Repeat the listing below in full and exactly, but without its pictures.
━━━━━━━━━━
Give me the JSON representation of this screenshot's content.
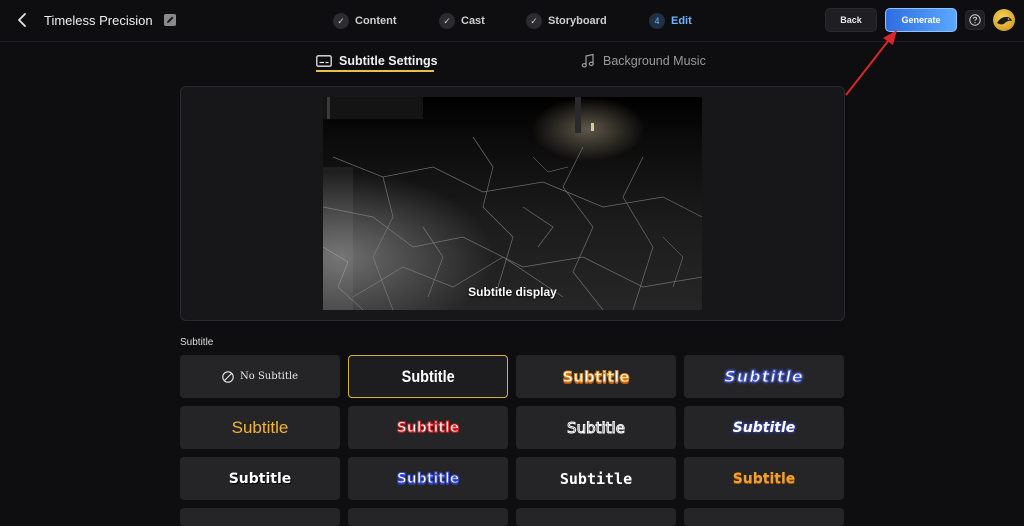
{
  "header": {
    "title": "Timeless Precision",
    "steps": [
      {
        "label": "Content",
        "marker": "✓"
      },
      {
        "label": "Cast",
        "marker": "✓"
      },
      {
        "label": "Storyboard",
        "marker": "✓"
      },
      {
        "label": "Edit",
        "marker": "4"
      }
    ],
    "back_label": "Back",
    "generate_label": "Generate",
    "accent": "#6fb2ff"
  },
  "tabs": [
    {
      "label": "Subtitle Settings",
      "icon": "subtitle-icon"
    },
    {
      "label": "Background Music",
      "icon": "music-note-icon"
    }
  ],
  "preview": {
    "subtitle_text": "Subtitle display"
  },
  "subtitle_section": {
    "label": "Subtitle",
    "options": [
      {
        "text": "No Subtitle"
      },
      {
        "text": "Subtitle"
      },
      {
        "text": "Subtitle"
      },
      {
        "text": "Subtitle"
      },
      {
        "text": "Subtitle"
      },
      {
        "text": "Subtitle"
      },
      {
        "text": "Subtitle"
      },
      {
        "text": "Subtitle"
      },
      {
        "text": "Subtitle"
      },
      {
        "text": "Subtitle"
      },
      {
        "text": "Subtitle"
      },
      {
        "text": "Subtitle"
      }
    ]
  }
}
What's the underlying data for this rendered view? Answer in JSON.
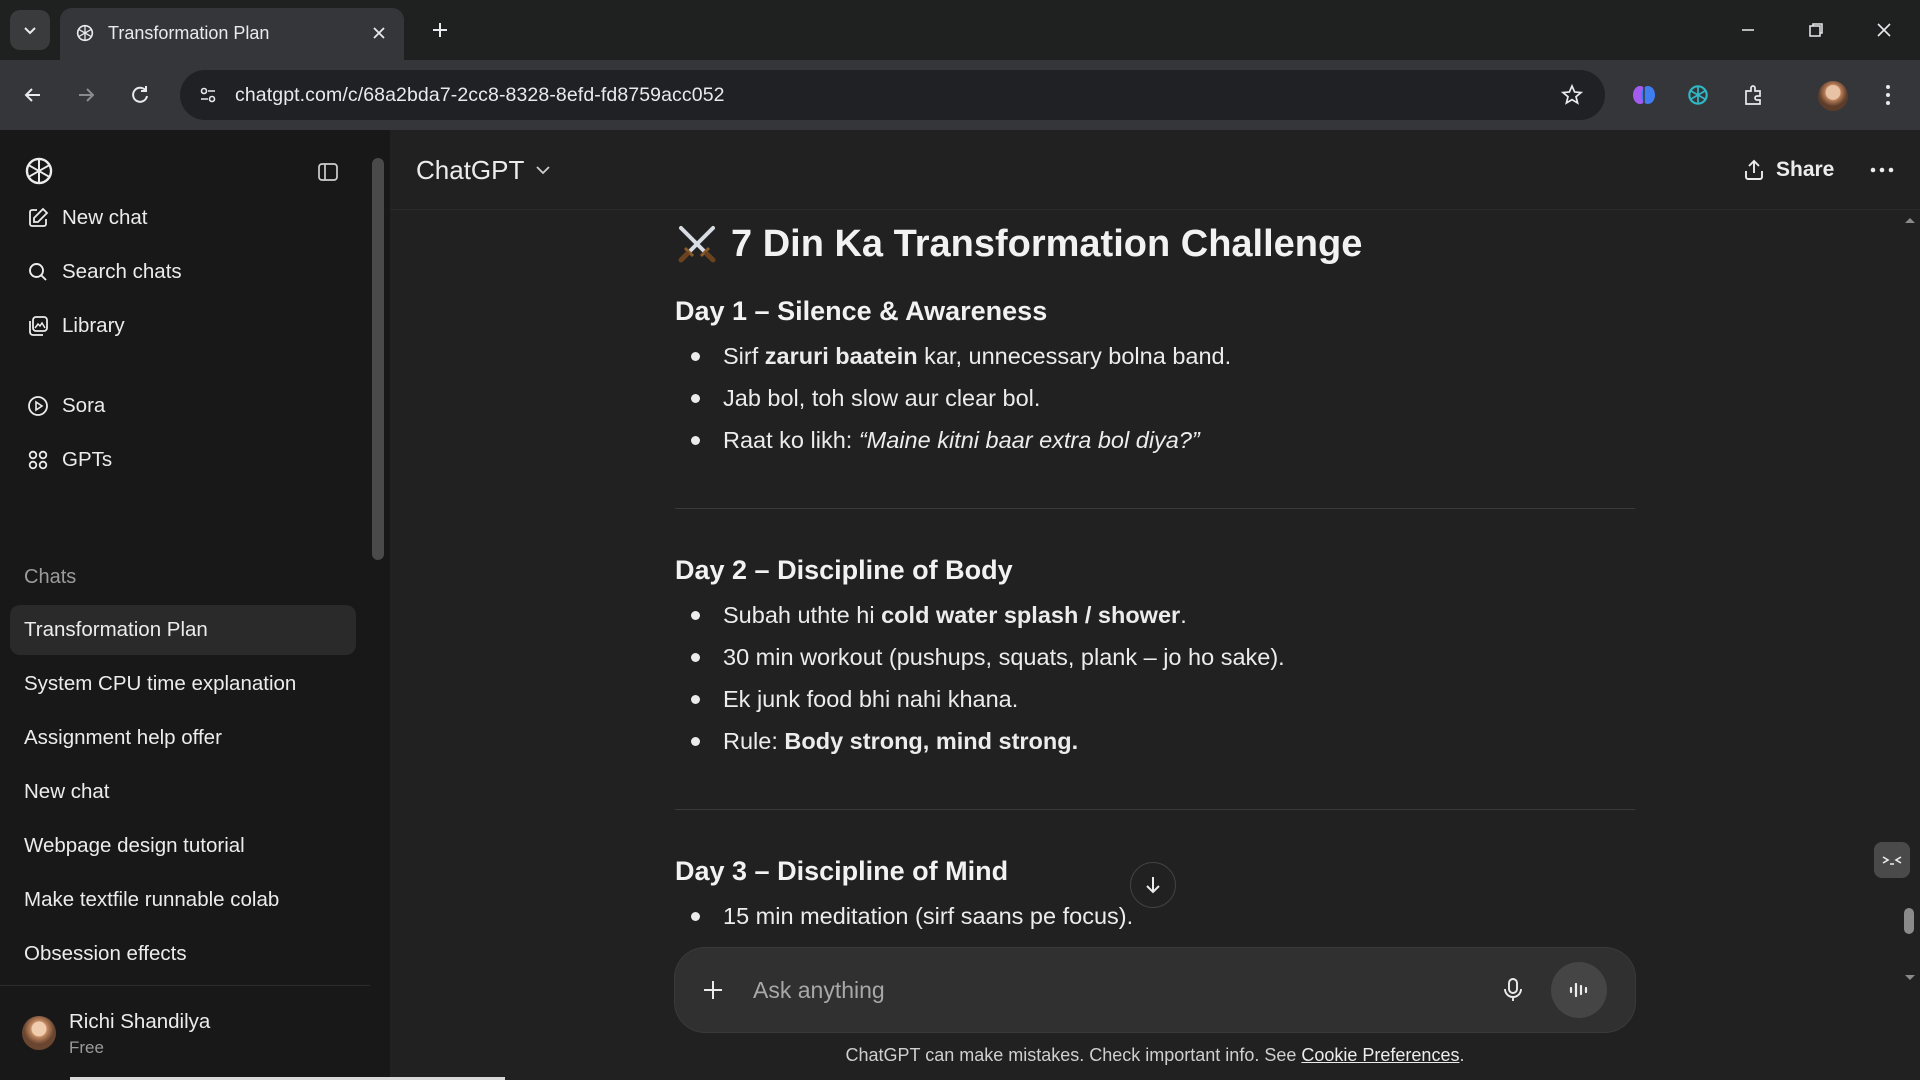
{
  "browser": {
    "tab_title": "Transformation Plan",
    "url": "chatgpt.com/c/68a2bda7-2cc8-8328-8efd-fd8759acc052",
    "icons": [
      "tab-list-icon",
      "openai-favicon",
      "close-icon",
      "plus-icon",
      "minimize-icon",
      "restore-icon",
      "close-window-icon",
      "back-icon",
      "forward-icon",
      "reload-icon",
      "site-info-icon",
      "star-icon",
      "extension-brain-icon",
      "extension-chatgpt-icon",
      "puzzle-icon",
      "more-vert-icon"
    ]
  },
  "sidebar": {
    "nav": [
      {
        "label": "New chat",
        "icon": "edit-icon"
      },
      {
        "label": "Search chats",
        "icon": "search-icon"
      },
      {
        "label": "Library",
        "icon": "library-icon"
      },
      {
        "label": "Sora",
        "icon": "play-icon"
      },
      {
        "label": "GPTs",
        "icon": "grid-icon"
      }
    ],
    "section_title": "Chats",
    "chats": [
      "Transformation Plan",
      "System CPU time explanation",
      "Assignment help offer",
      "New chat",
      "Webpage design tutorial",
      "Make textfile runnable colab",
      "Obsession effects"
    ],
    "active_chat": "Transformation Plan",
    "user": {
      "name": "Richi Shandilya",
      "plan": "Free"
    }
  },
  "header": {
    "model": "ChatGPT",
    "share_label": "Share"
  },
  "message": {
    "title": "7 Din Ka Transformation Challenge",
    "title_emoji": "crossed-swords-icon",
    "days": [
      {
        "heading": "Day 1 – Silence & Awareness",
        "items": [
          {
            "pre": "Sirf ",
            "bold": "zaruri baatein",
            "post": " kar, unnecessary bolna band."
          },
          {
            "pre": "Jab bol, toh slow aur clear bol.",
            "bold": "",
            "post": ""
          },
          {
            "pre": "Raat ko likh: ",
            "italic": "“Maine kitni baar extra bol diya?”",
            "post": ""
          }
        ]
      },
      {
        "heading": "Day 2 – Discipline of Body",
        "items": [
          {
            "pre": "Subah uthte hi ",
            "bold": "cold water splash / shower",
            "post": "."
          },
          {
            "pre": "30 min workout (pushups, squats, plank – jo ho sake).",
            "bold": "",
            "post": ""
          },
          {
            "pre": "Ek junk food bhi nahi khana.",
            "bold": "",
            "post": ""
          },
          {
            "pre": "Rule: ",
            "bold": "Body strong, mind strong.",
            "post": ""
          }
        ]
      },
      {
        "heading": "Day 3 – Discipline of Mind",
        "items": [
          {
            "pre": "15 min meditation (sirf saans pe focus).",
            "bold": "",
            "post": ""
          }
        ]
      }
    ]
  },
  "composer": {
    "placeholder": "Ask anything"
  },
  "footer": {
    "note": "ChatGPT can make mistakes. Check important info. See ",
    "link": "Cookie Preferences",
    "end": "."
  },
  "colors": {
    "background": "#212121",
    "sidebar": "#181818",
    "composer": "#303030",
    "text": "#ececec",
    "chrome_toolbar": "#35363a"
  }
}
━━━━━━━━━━
## Your response
Give me the JSON representation of this screenshot's content.
{
  "header": {
    "title": "Timeless Precision",
    "steps": [
      {
        "label": "Content",
        "marker": "✓"
      },
      {
        "label": "Cast",
        "marker": "✓"
      },
      {
        "label": "Storyboard",
        "marker": "✓"
      },
      {
        "label": "Edit",
        "marker": "4"
      }
    ],
    "back_label": "Back",
    "generate_label": "Generate",
    "accent": "#6fb2ff"
  },
  "tabs": [
    {
      "label": "Subtitle Settings",
      "icon": "subtitle-icon"
    },
    {
      "label": "Background Music",
      "icon": "music-note-icon"
    }
  ],
  "preview": {
    "subtitle_text": "Subtitle display"
  },
  "subtitle_section": {
    "label": "Subtitle",
    "options": [
      {
        "text": "No Subtitle"
      },
      {
        "text": "Subtitle"
      },
      {
        "text": "Subtitle"
      },
      {
        "text": "Subtitle"
      },
      {
        "text": "Subtitle"
      },
      {
        "text": "Subtitle"
      },
      {
        "text": "Subtitle"
      },
      {
        "text": "Subtitle"
      },
      {
        "text": "Subtitle"
      },
      {
        "text": "Subtitle"
      },
      {
        "text": "Subtitle"
      },
      {
        "text": "Subtitle"
      }
    ]
  }
}
What's the underlying data for this rendered view? Answer in JSON.
{
  "browser": {
    "tab_title": "Transformation Plan",
    "url": "chatgpt.com/c/68a2bda7-2cc8-8328-8efd-fd8759acc052",
    "icons": [
      "tab-list-icon",
      "openai-favicon",
      "close-icon",
      "plus-icon",
      "minimize-icon",
      "restore-icon",
      "close-window-icon",
      "back-icon",
      "forward-icon",
      "reload-icon",
      "site-info-icon",
      "star-icon",
      "extension-brain-icon",
      "extension-chatgpt-icon",
      "puzzle-icon",
      "more-vert-icon"
    ]
  },
  "sidebar": {
    "nav": [
      {
        "label": "New chat",
        "icon": "edit-icon"
      },
      {
        "label": "Search chats",
        "icon": "search-icon"
      },
      {
        "label": "Library",
        "icon": "library-icon"
      },
      {
        "label": "Sora",
        "icon": "play-icon"
      },
      {
        "label": "GPTs",
        "icon": "grid-icon"
      }
    ],
    "section_title": "Chats",
    "chats": [
      "Transformation Plan",
      "System CPU time explanation",
      "Assignment help offer",
      "New chat",
      "Webpage design tutorial",
      "Make textfile runnable colab",
      "Obsession effects"
    ],
    "active_chat": "Transformation Plan",
    "user": {
      "name": "Richi Shandilya",
      "plan": "Free"
    }
  },
  "header": {
    "model": "ChatGPT",
    "share_label": "Share"
  },
  "message": {
    "title": "7 Din Ka Transformation Challenge",
    "title_emoji": "crossed-swords-icon",
    "days": [
      {
        "heading": "Day 1 – Silence & Awareness",
        "items": [
          {
            "pre": "Sirf ",
            "bold": "zaruri baatein",
            "post": " kar, unnecessary bolna band."
          },
          {
            "pre": "Jab bol, toh slow aur clear bol.",
            "bold": "",
            "post": ""
          },
          {
            "pre": "Raat ko likh: ",
            "italic": "“Maine kitni baar extra bol diya?”",
            "post": ""
          }
        ]
      },
      {
        "heading": "Day 2 – Discipline of Body",
        "items": [
          {
            "pre": "Subah uthte hi ",
            "bold": "cold water splash / shower",
            "post": "."
          },
          {
            "pre": "30 min workout (pushups, squats, plank – jo ho sake).",
            "bold": "",
            "post": ""
          },
          {
            "pre": "Ek junk food bhi nahi khana.",
            "bold": "",
            "post": ""
          },
          {
            "pre": "Rule: ",
            "bold": "Body strong, mind strong.",
            "post": ""
          }
        ]
      },
      {
        "heading": "Day 3 – Discipline of Mind",
        "items": [
          {
            "pre": "15 min meditation (sirf saans pe focus).",
            "bold": "",
            "post": ""
          }
        ]
      }
    ]
  },
  "composer": {
    "placeholder": "Ask anything"
  },
  "footer": {
    "note": "ChatGPT can make mistakes. Check important info. See ",
    "link": "Cookie Preferences",
    "end": "."
  },
  "colors": {
    "background": "#212121",
    "sidebar": "#181818",
    "composer": "#303030",
    "text": "#ececec",
    "chrome_toolbar": "#35363a"
  }
}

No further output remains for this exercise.